My gloved hands pushed backwards against the doorframe at the same moment that I forced my feet downwards against the floor in a well practised, almost automated, movement. I stepped out into the void. The shocking feeling of the floor vanishing was fantastic and the sensation of the wind was immediate as my goggles were forced into my face. I had cleared the aircraft and was plummeting to Earth. I dipped my head mimicking the speed dive of a predatory hawk, falling faster even though I could not detect that as a different sensation.
The knots in my stomach had gone and my sense of exhilaration multiplied a hundred times. No. A thousand times. An unquantifiable excitement filled my mind. My earlier tension had been soothed by adrenaline. I couldn't imagine a more glorious feeling than free falling to Earth on a certain one-way trip, just like an aircraft once it has left the ground and has only one way of returning.
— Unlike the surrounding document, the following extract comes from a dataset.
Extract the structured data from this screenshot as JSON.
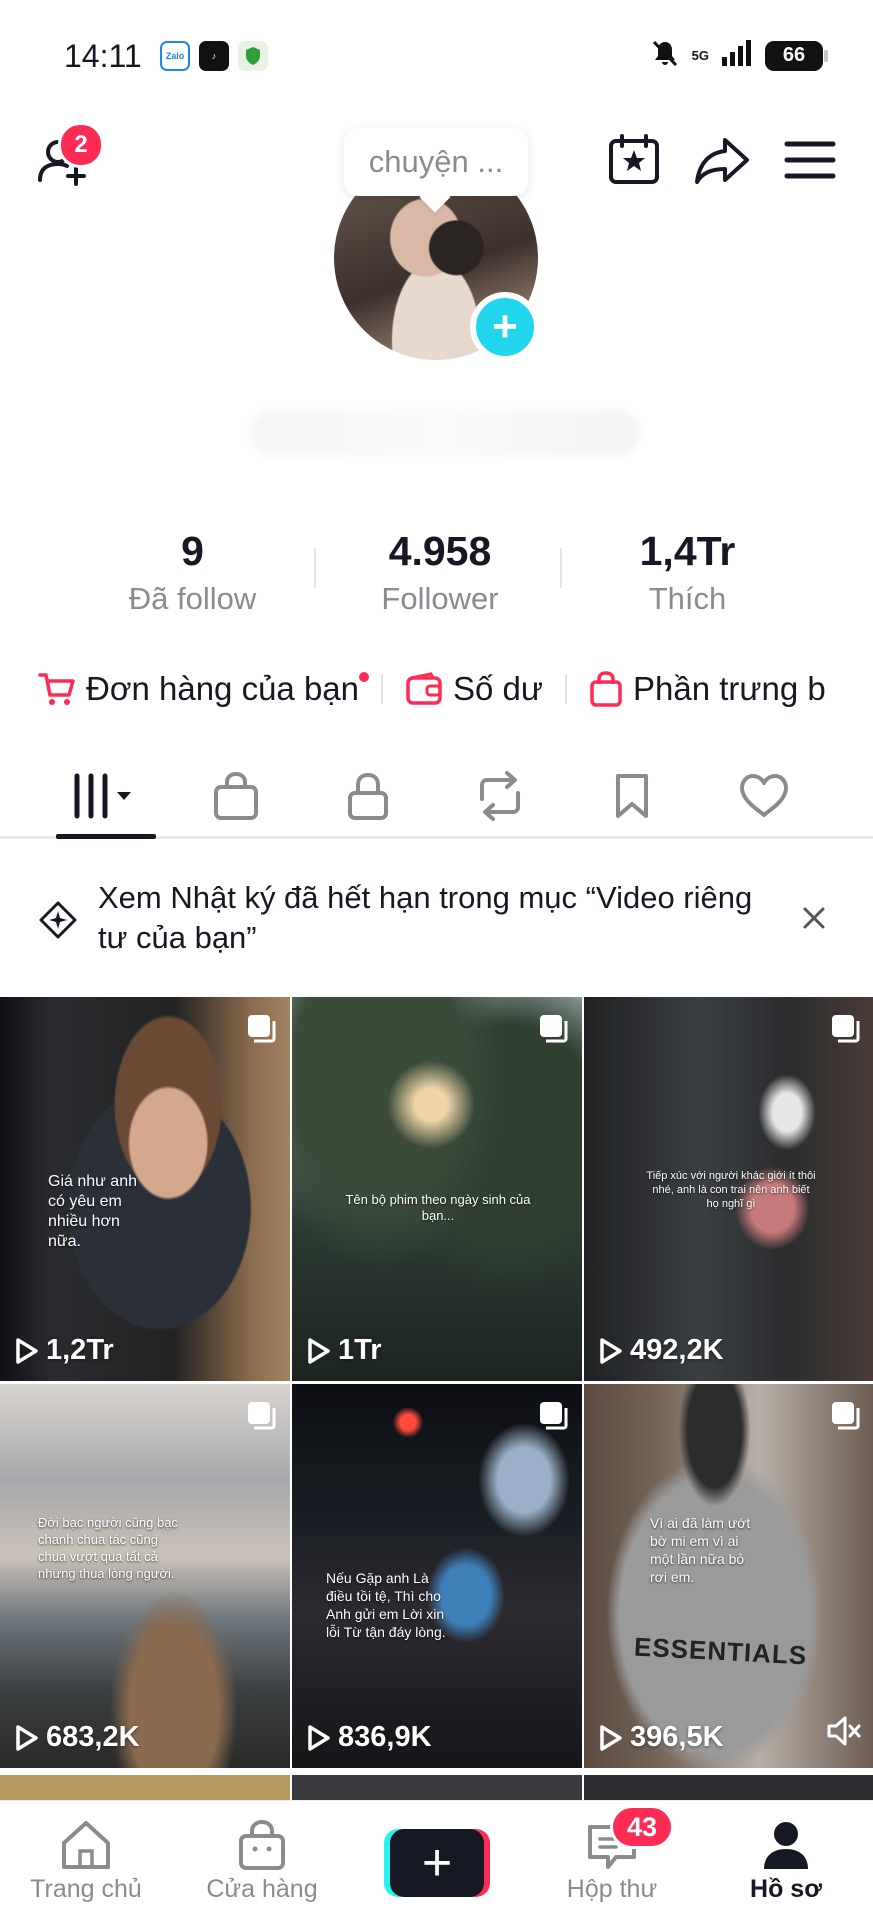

My feeling of excitement filled me to bursting point. I glanced at the altimeter strapped to my forearm and it seemed to almost unwind counting rapidly downwards. I was back in that earlier countdown scenario, but this time was different. I wasn't visualising. Imagining. This was real and happening. Now. I was in my element. I felt the unstoppable urge to somersault. I rolled over very fast. I did it again. The sensation of total freedom was complete. Literally, nothing on Earth could match this moment.
My feet pointed upwards, legs bent at the knees, as I fell face downwards towards the ground and with my arms held out in front of me I reached out to link hands with my eight other team members to form a circle. Symbolically, everyone was an equal and responsible for each other.
Moments later, we disengaged hands and moved off at different angles to create a stacking pattern each jumper well clear of the next. The feeling of falling was countered by the push of the wind trying to stop me. Impossible. I was travelling so fast, but the illusion was real. There was no guide to my movement, but the ground was rushing inexorably towards me, yet it appeared to be stationary.
When I reached the predetermined altitude, I pulled hard on the ring at the end of the cord and the parachute opened. I knew that just moments earlier the others would have done the same in sequence, although I couldn’t see them. My descent speed was instantly lessened as I seemed to be lifted upwards, though still falling downwards and drifting sideways clear of any collision path. This illusion caused by the speed change was truly disturbing, yet exhilarating. The rush of the air on my face seemed to slow and the pressure of my goggles eased slightly as I glided towards the ground feet first. I’d be first to land since I opened my ’chute last.
Was I going down or was the ground coming up? Peculiar. I could never distinguish the two opposite movements and it was like sitting on a train while it is standing at a station next to another train. Any movement could be the train I was sitting in or the other train. It is impossible to tell the difference until some other event destroys the illusion.
My feet gently touched the ground and I collected up the dancing red fabric trying to float ahead of me. Unhooking my parachute harness and removing my helmet, I carried my bundle expertly while leading my colleagues one behind the next in a perfectly straight line as we walked towards the applause of the crowd.